A white-haired man sat in the pod next to Aliza, and he suddenly jutted forward. “You can fix my air,” he yelled to the servoid, louder than was necessary.
“I — me — I know all about uncomfortable,” the man said, pointing vigorously at his chest. “She thinks it was easy running a business by myself? Thirty-two years of struggle, that’s what it was. And never once did I hear a word of gratitude from her. A simple expression of appreciation? Not once!” he cried out.
Ratchet wrists clicked while the servoid worked.
“Gratitude!” Aliza scoffed to the air. “Now he wants gratitude! I lived the life of a pauper while he was a servant to women whose husbands could afford to give them nice things. Pah! Gratitude!”
The servoid rolled back and set down on the metal floor. “Will that be satisfactory?”
“I’ll be glad to start a whole new life,” Gil said, “where I won’t have to slave for such an ungrateful wife. A new life!” he announced, his finger trembling in the air.
Unable to detect a request in the man’s statement, the servoid swivelled and moved away on black rubber wheels.
The man and the woman sat with arms crossed, the silence between them stretched tight.
After several long minutes Gil declared: “No meal? Such an expensive spaceship — with robots even — but do they offer you a sandwich?”
He spied Aliza picking at the turquoise knit of her sweater. In a softer voice he said: “You think I love being poor? I promised my father I’d look after the business.”
“A cup of coffee even,” Aliza called out towards the retreating robot. “Nothing!”
“Not even a glass of water!” Gil exclaimed.
Another long silence, this time brushing lightly up between them.
“I could try something new,” Gil said, “I could work in the hydroponics module. Andrea’s brother left for the colony last year and I hear he’s making very good money in hydroponics.”
“Hydroponics now?” she cried, incredulous. “So all of a sudden he’s an engineer! What do you know about hydroponics? Nothing!”

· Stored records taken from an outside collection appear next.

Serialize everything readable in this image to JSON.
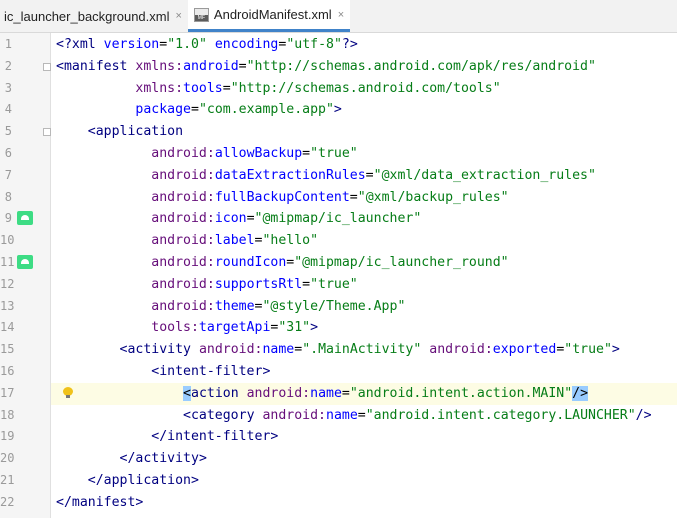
{
  "tabs": [
    {
      "label": "ic_launcher_background.xml",
      "active": false,
      "close": "×",
      "icon": "xml-file-icon"
    },
    {
      "label": "AndroidManifest.xml",
      "active": true,
      "close": "×",
      "icon": "manifest-file-icon",
      "icon_text": "MF"
    }
  ],
  "editor": {
    "current_line": 17,
    "lines": [
      {
        "n": "1",
        "code": "<?xml version=\"1.0\" encoding=\"utf-8\"?>"
      },
      {
        "n": "2",
        "code": "<manifest xmlns:android=\"http://schemas.android.com/apk/res/android\""
      },
      {
        "n": "3",
        "code": "          xmlns:tools=\"http://schemas.android.com/tools\""
      },
      {
        "n": "4",
        "code": "          package=\"com.example.app\">"
      },
      {
        "n": "5",
        "code": "    <application"
      },
      {
        "n": "6",
        "code": "            android:allowBackup=\"true\""
      },
      {
        "n": "7",
        "code": "            android:dataExtractionRules=\"@xml/data_extraction_rules\""
      },
      {
        "n": "8",
        "code": "            android:fullBackupContent=\"@xml/backup_rules\""
      },
      {
        "n": "9",
        "code": "            android:icon=\"@mipmap/ic_launcher\""
      },
      {
        "n": "10",
        "code": "            android:label=\"hello\""
      },
      {
        "n": "11",
        "code": "            android:roundIcon=\"@mipmap/ic_launcher_round\""
      },
      {
        "n": "12",
        "code": "            android:supportsRtl=\"true\""
      },
      {
        "n": "13",
        "code": "            android:theme=\"@style/Theme.App\""
      },
      {
        "n": "14",
        "code": "            tools:targetApi=\"31\">"
      },
      {
        "n": "15",
        "code": "        <activity android:name=\".MainActivity\" android:exported=\"true\">"
      },
      {
        "n": "16",
        "code": "            <intent-filter>"
      },
      {
        "n": "17",
        "code": "                <action android:name=\"android.intent.action.MAIN\"/>"
      },
      {
        "n": "18",
        "code": "                <category android:name=\"android.intent.category.LAUNCHER\"/>"
      },
      {
        "n": "19",
        "code": "            </intent-filter>"
      },
      {
        "n": "20",
        "code": "        </activity>"
      },
      {
        "n": "21",
        "code": "    </application>"
      },
      {
        "n": "22",
        "code": "</manifest>"
      }
    ]
  },
  "colors": {
    "tag": "#000080",
    "attr_namespace": "#660e7a",
    "attr_name": "#0000ff",
    "value": "#067d17",
    "current_line_bg": "#fdfce4",
    "android_icon": "#3ddc84",
    "active_tab_underline": "#4083c9"
  },
  "gutter_icons": [
    {
      "line": 9,
      "icon": "android-launcher-icon"
    },
    {
      "line": 11,
      "icon": "android-launcher-icon"
    },
    {
      "line": 17,
      "icon": "lightbulb-icon"
    }
  ]
}
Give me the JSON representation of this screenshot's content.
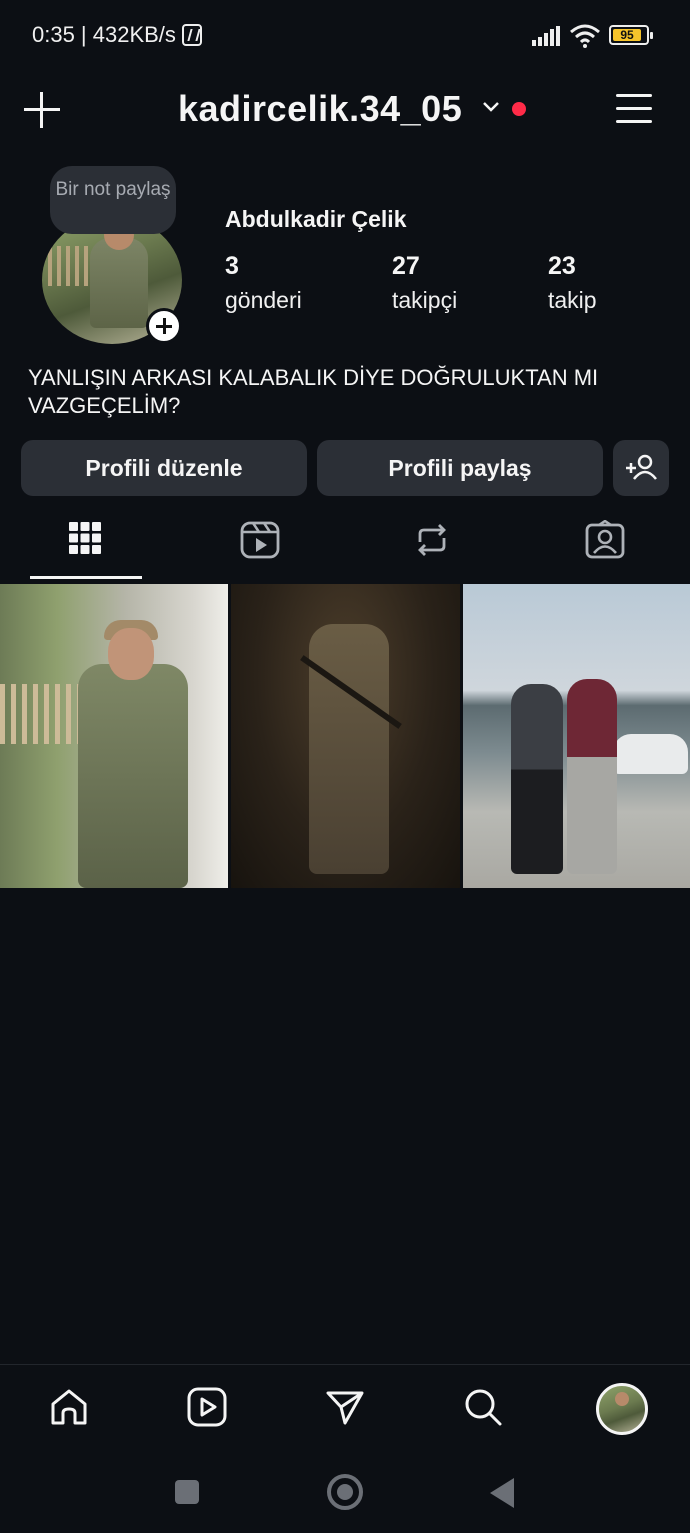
{
  "status_bar": {
    "time_speed": "0:35 | 432KB/s",
    "battery_level": "95"
  },
  "header": {
    "username": "kadircelik.34_05",
    "notification_dot_color": "#ff2b48"
  },
  "profile": {
    "note_text": "Bir not paylaş",
    "full_name": "Abdulkadir Çelik",
    "stats": [
      {
        "value": "3",
        "label": "gönderi"
      },
      {
        "value": "27",
        "label": "takipçi"
      },
      {
        "value": "23",
        "label": "takip"
      }
    ],
    "bio": "YANLIŞIN ARKASI KALABALIK DİYE DOĞRULUKTAN MI VAZGEÇELİM?"
  },
  "buttons": {
    "edit_profile": "Profili düzenle",
    "share_profile": "Profili paylaş"
  },
  "tabs": [
    {
      "name": "grid-icon",
      "active": true
    },
    {
      "name": "reels-icon",
      "active": false
    },
    {
      "name": "reposts-icon",
      "active": false
    },
    {
      "name": "tagged-icon",
      "active": false
    }
  ],
  "posts": [
    {
      "name": "post-soldier-sitting"
    },
    {
      "name": "post-soldier-night"
    },
    {
      "name": "post-two-men"
    }
  ],
  "bottom_nav": [
    "home-icon",
    "reels-icon",
    "direct-icon",
    "search-icon",
    "profile-avatar"
  ],
  "colors": {
    "background": "#0c0f14",
    "button_bg": "#2b2f36",
    "battery": "#f6c42b"
  }
}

“I could make valves,” he said with force. “Switches, maybe. Some of those sprinklers they use have very delicate valves. I bet they break, what with all that sand blowing around and getting into them. I could fix them. It could be a whole new life for us.”
“I read they’ve been mining gold in the Tharsis Craters,” she said.
“We could get our own adobe-dome on the flats.”
“You’re a businessman, you should start a business. With all that gold they’ve been mining, they might like some jewelry once in a while.”
“Maybe buy some land on the dunes, overlooking the Valles Marineris.”
“A canyon?” she said. “What would I want to look at a canyon for?”
“It’s a very big canyon,” he said quietly.
“And our own dome? So much to keep clean. We don’t need all that space. It’s not practical. A waste for just two old people like us.”
“But if I could get a job in the hydroponics module,” he protested.
“We’ll get an apartment!” she declared, arms crossed. “In Tharsis City. We don’t need much. Why waste money on our own dome, and looking at a canyon all the time? We haven’t got money to waste on canyons, you know.”
“I suppose,” he said nodding thoughtfully.
“And you,” she said. “What do I want to be married to a fancy hydroponics engineer for? A man your age, you should stick to what you know!”
“I could open a shop. There are a lot of people there with money these days.”
“It wouldn’t need to be much, something small,” she said. “Location is the most important thing. Location and hard work. You can’t be afraid of hard work, you know.”
He nodded at this and they sat considering it for a long while, until he said: “It’s a long way. I wouldn’t mind a sandwich. Even a cracker. Would it kill them to give us a cracker?”
“When we get to Tharsis I’ll make you a nice soup — matzo ball. You like my matzo ball soup.”
A servoid was moving down the line of pods, pulling the transparent clamshell covers down and securing the seals. Aliza squeezed her sweater tight around her shoulders.
The servoid stopped in front of Aliza.
“Hold on,” Gil snapped. “Here, take this,” he said to Aliza, handing her his jacket.
She settled back into the pod and pulled the jacket up around herself before the cover clicked shut at last.
Copyright © 2006 by Michael Mathews